━━ Input records ━━
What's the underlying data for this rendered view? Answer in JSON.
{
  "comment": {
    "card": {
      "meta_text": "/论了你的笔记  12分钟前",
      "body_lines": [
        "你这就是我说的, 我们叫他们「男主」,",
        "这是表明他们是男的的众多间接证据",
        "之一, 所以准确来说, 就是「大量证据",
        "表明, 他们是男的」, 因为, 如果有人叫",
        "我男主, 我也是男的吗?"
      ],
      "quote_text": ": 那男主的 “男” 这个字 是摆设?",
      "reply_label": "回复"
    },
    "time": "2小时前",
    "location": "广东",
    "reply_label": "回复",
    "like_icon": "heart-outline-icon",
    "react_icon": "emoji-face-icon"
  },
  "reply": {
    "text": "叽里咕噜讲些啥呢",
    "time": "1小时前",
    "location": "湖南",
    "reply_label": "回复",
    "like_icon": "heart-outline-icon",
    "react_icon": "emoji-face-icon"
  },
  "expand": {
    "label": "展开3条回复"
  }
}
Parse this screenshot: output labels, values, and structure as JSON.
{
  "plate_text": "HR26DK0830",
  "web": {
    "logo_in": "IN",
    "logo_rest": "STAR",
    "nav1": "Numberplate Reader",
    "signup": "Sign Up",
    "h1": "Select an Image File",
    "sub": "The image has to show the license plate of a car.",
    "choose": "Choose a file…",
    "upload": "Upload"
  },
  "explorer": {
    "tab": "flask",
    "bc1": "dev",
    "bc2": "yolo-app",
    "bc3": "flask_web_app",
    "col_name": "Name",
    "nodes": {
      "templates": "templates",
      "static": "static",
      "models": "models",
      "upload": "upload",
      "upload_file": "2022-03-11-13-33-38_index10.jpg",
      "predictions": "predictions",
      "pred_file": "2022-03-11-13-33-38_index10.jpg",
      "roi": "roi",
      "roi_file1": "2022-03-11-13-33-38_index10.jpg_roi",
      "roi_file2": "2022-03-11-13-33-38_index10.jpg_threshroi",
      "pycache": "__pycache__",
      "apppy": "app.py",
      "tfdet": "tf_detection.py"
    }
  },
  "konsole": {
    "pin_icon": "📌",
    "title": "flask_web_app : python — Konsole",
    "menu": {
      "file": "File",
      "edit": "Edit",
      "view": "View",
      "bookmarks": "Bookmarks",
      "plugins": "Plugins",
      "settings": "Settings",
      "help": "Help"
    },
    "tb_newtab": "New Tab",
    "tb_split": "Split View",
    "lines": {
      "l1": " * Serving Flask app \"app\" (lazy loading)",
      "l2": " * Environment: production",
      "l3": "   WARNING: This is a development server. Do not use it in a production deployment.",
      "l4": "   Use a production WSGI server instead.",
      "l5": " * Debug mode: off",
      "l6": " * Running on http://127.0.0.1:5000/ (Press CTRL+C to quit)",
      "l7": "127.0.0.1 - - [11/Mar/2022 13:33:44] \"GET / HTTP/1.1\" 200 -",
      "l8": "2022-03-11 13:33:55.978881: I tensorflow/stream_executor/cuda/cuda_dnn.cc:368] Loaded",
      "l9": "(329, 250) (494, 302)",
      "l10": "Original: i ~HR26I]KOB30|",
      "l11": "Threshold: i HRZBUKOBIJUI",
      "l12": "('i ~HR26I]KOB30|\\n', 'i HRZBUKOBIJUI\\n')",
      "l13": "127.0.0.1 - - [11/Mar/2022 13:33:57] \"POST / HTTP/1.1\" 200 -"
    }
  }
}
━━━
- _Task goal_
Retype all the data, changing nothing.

- _Output of the task_
What's the underlying data for this rendered view? Answer in JSON.
{
  "comment": {
    "card": {
      "meta_text": "/论了你的笔记  12分钟前",
      "body_lines": [
        "你这就是我说的, 我们叫他们「男主」,",
        "这是表明他们是男的的众多间接证据",
        "之一, 所以准确来说, 就是「大量证据",
        "表明, 他们是男的」, 因为, 如果有人叫",
        "我男主, 我也是男的吗?"
      ],
      "quote_text": ": 那男主的 “男” 这个字 是摆设?",
      "reply_label": "回复"
    },
    "time": "2小时前",
    "location": "广东",
    "reply_label": "回复",
    "like_icon": "heart-outline-icon",
    "react_icon": "emoji-face-icon"
  },
  "reply": {
    "text": "叽里咕噜讲些啥呢",
    "time": "1小时前",
    "location": "湖南",
    "reply_label": "回复",
    "like_icon": "heart-outline-icon",
    "react_icon": "emoji-face-icon"
  },
  "expand": {
    "label": "展开3条回复"
  }
}
Parse this screenshot: output labels, values, and structure as JSON.
{
  "plate_text": "HR26DK0830",
  "web": {
    "logo_in": "IN",
    "logo_rest": "STAR",
    "nav1": "Numberplate Reader",
    "signup": "Sign Up",
    "h1": "Select an Image File",
    "sub": "The image has to show the license plate of a car.",
    "choose": "Choose a file…",
    "upload": "Upload"
  },
  "explorer": {
    "tab": "flask",
    "bc1": "dev",
    "bc2": "yolo-app",
    "bc3": "flask_web_app",
    "col_name": "Name",
    "nodes": {
      "templates": "templates",
      "static": "static",
      "models": "models",
      "upload": "upload",
      "upload_file": "2022-03-11-13-33-38_index10.jpg",
      "predictions": "predictions",
      "pred_file": "2022-03-11-13-33-38_index10.jpg",
      "roi": "roi",
      "roi_file1": "2022-03-11-13-33-38_index10.jpg_roi",
      "roi_file2": "2022-03-11-13-33-38_index10.jpg_threshroi",
      "pycache": "__pycache__",
      "apppy": "app.py",
      "tfdet": "tf_detection.py"
    }
  },
  "konsole": {
    "pin_icon": "📌",
    "title": "flask_web_app : python — Konsole",
    "menu": {
      "file": "File",
      "edit": "Edit",
      "view": "View",
      "bookmarks": "Bookmarks",
      "plugins": "Plugins",
      "settings": "Settings",
      "help": "Help"
    },
    "tb_newtab": "New Tab",
    "tb_split": "Split View",
    "lines": {
      "l1": " * Serving Flask app \"app\" (lazy loading)",
      "l2": " * Environment: production",
      "l3": "   WARNING: This is a development server. Do not use it in a production deployment.",
      "l4": "   Use a production WSGI server instead.",
      "l5": " * Debug mode: off",
      "l6": " * Running on http://127.0.0.1:5000/ (Press CTRL+C to quit)",
      "l7": "127.0.0.1 - - [11/Mar/2022 13:33:44] \"GET / HTTP/1.1\" 200 -",
      "l8": "2022-03-11 13:33:55.978881: I tensorflow/stream_executor/cuda/cuda_dnn.cc:368] Loaded",
      "l9": "(329, 250) (494, 302)",
      "l10": "Original: i ~HR26I]KOB30|",
      "l11": "Threshold: i HRZBUKOBIJUI",
      "l12": "('i ~HR26I]KOB30|\\n', 'i HRZBUKOBIJUI\\n')",
      "l13": "127.0.0.1 - - [11/Mar/2022 13:33:57] \"POST / HTTP/1.1\" 200 -"
    }
  }
}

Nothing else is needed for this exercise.